> [Data for the task]:

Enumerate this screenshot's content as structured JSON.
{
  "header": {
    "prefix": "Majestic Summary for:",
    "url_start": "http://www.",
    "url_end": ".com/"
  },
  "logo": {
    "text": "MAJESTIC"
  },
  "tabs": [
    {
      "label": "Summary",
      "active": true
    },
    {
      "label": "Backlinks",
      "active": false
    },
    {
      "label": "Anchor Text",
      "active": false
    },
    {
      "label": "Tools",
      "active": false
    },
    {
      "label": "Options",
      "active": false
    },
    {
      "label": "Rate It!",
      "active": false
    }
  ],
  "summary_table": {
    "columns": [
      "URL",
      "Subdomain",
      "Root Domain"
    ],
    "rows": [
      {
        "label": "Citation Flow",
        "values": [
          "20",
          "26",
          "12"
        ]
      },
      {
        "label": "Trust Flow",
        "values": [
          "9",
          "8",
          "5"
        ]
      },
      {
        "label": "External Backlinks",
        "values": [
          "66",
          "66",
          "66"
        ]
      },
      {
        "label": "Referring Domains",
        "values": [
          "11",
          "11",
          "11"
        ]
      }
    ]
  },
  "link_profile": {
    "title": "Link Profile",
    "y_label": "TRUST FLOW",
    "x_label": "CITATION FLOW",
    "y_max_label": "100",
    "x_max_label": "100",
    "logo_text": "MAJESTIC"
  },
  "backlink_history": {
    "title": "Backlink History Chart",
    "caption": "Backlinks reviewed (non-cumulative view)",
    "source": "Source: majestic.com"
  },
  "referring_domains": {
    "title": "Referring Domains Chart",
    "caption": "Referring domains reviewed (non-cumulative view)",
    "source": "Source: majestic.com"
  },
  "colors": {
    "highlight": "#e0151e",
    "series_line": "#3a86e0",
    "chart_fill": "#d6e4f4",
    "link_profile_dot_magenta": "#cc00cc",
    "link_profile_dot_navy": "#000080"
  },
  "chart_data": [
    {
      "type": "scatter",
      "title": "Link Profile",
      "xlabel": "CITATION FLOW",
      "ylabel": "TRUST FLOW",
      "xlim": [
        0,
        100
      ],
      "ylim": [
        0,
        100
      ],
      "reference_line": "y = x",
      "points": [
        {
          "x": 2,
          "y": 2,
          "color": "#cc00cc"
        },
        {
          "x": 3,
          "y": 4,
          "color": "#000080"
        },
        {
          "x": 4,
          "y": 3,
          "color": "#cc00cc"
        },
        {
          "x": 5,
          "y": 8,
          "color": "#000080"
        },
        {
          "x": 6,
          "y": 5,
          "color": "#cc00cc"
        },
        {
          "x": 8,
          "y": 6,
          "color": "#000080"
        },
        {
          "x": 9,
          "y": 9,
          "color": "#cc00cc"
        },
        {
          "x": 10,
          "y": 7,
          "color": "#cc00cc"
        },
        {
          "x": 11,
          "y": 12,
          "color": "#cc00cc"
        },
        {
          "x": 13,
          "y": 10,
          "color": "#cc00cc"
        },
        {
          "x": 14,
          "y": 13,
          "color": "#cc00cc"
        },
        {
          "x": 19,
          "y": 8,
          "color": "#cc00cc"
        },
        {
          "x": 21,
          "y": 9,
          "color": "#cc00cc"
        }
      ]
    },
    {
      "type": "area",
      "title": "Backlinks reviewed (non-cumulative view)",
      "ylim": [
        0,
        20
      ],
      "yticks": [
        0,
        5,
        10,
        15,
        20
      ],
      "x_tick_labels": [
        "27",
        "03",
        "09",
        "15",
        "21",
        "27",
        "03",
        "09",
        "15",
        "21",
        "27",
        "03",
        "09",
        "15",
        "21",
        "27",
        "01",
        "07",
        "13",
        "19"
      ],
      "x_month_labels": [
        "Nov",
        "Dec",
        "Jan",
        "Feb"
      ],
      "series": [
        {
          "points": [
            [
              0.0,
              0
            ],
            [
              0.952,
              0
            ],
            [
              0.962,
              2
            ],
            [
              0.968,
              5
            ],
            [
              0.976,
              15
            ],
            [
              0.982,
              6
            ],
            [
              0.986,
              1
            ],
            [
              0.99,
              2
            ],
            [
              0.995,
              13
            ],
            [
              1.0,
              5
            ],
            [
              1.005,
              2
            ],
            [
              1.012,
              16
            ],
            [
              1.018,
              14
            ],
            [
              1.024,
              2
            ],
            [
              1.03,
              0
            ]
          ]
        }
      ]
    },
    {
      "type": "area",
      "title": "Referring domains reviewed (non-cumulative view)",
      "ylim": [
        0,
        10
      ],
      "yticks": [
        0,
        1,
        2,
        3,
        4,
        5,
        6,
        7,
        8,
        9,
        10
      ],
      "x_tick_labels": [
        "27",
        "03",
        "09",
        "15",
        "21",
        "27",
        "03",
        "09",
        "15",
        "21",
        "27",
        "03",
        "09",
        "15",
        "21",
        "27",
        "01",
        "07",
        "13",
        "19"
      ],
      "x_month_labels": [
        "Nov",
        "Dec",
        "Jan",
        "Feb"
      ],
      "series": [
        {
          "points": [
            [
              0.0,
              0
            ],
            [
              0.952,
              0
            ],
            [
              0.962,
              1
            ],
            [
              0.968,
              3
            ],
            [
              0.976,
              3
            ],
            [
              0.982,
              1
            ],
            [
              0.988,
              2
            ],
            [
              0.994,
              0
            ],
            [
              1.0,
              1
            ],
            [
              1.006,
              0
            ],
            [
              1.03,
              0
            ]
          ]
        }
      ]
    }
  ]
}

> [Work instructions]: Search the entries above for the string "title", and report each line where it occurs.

> [Answer for the task]:
    "title": "Link Profile",
    "title": "Backlink History Chart",
    "title": "Referring Domains Chart",
      "title": "Link Profile",
      "title": "Backlinks reviewed (non-cumulative view)",
      "title": "Referring domains reviewed (non-cumulative view)",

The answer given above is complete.